__ACTIVITY__
Reproduce the data exactly.

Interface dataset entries
----

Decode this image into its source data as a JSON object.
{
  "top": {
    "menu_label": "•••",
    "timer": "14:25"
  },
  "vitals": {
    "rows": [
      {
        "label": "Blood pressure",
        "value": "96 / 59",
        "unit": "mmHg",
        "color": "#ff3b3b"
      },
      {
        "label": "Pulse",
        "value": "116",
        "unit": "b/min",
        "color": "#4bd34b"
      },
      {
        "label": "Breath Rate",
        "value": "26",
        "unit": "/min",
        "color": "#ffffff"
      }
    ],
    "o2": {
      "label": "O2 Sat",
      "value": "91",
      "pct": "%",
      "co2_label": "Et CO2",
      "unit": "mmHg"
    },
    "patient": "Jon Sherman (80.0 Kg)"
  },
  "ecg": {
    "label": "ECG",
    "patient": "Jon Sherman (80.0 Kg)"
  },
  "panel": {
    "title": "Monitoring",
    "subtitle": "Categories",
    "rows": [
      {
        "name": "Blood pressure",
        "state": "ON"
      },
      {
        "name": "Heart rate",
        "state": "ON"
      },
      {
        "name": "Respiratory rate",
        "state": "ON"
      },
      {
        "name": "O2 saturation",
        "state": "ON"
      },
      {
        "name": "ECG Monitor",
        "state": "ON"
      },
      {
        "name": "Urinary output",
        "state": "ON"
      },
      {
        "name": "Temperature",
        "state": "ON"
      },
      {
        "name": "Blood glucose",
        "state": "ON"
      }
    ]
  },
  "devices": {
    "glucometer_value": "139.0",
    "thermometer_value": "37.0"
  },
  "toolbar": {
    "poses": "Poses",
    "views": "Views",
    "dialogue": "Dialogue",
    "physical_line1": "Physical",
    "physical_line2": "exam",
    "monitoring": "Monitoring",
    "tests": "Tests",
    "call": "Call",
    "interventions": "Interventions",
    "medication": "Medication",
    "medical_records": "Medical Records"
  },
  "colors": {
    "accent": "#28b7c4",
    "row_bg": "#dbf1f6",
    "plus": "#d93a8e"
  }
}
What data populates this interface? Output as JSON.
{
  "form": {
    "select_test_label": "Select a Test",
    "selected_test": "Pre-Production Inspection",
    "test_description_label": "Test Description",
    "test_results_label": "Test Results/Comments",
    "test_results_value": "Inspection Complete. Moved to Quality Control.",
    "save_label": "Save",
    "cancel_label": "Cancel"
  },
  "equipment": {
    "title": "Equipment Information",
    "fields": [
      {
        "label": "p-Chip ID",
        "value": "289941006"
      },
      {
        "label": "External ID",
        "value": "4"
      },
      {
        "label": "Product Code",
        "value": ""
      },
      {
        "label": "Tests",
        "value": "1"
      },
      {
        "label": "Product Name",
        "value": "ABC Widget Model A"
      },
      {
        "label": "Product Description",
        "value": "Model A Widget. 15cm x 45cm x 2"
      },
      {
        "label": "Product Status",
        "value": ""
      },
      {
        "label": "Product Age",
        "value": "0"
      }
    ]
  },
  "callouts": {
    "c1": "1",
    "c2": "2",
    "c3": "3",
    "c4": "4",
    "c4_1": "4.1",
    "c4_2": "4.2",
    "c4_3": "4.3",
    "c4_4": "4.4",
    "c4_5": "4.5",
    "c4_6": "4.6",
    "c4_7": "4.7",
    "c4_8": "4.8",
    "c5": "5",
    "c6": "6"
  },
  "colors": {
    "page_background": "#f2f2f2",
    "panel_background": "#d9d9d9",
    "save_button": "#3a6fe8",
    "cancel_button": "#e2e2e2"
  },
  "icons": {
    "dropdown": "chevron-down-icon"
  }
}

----

__PROBLEM SOLUTION__
Decode this image into its source data as a JSON object.
{
  "top": {
    "menu_label": "•••",
    "timer": "14:25"
  },
  "vitals": {
    "rows": [
      {
        "label": "Blood pressure",
        "value": "96 / 59",
        "unit": "mmHg",
        "color": "#ff3b3b"
      },
      {
        "label": "Pulse",
        "value": "116",
        "unit": "b/min",
        "color": "#4bd34b"
      },
      {
        "label": "Breath Rate",
        "value": "26",
        "unit": "/min",
        "color": "#ffffff"
      }
    ],
    "o2": {
      "label": "O2 Sat",
      "value": "91",
      "pct": "%",
      "co2_label": "Et CO2",
      "unit": "mmHg"
    },
    "patient": "Jon Sherman (80.0 Kg)"
  },
  "ecg": {
    "label": "ECG",
    "patient": "Jon Sherman (80.0 Kg)"
  },
  "panel": {
    "title": "Monitoring",
    "subtitle": "Categories",
    "rows": [
      {
        "name": "Blood pressure",
        "state": "ON"
      },
      {
        "name": "Heart rate",
        "state": "ON"
      },
      {
        "name": "Respiratory rate",
        "state": "ON"
      },
      {
        "name": "O2 saturation",
        "state": "ON"
      },
      {
        "name": "ECG Monitor",
        "state": "ON"
      },
      {
        "name": "Urinary output",
        "state": "ON"
      },
      {
        "name": "Temperature",
        "state": "ON"
      },
      {
        "name": "Blood glucose",
        "state": "ON"
      }
    ]
  },
  "devices": {
    "glucometer_value": "139.0",
    "thermometer_value": "37.0"
  },
  "toolbar": {
    "poses": "Poses",
    "views": "Views",
    "dialogue": "Dialogue",
    "physical_line1": "Physical",
    "physical_line2": "exam",
    "monitoring": "Monitoring",
    "tests": "Tests",
    "call": "Call",
    "interventions": "Interventions",
    "medication": "Medication",
    "medical_records": "Medical Records"
  },
  "colors": {
    "accent": "#28b7c4",
    "row_bg": "#dbf1f6",
    "plus": "#d93a8e"
  }
}
What data populates this interface? Output as JSON.
{
  "form": {
    "select_test_label": "Select a Test",
    "selected_test": "Pre-Production Inspection",
    "test_description_label": "Test Description",
    "test_results_label": "Test Results/Comments",
    "test_results_value": "Inspection Complete. Moved to Quality Control.",
    "save_label": "Save",
    "cancel_label": "Cancel"
  },
  "equipment": {
    "title": "Equipment Information",
    "fields": [
      {
        "label": "p-Chip ID",
        "value": "289941006"
      },
      {
        "label": "External ID",
        "value": "4"
      },
      {
        "label": "Product Code",
        "value": ""
      },
      {
        "label": "Tests",
        "value": "1"
      },
      {
        "label": "Product Name",
        "value": "ABC Widget Model A"
      },
      {
        "label": "Product Description",
        "value": "Model A Widget. 15cm x 45cm x 2"
      },
      {
        "label": "Product Status",
        "value": ""
      },
      {
        "label": "Product Age",
        "value": "0"
      }
    ]
  },
  "callouts": {
    "c1": "1",
    "c2": "2",
    "c3": "3",
    "c4": "4",
    "c4_1": "4.1",
    "c4_2": "4.2",
    "c4_3": "4.3",
    "c4_4": "4.4",
    "c4_5": "4.5",
    "c4_6": "4.6",
    "c4_7": "4.7",
    "c4_8": "4.8",
    "c5": "5",
    "c6": "6"
  },
  "colors": {
    "page_background": "#f2f2f2",
    "panel_background": "#d9d9d9",
    "save_button": "#3a6fe8",
    "cancel_button": "#e2e2e2"
  },
  "icons": {
    "dropdown": "chevron-down-icon"
  }
}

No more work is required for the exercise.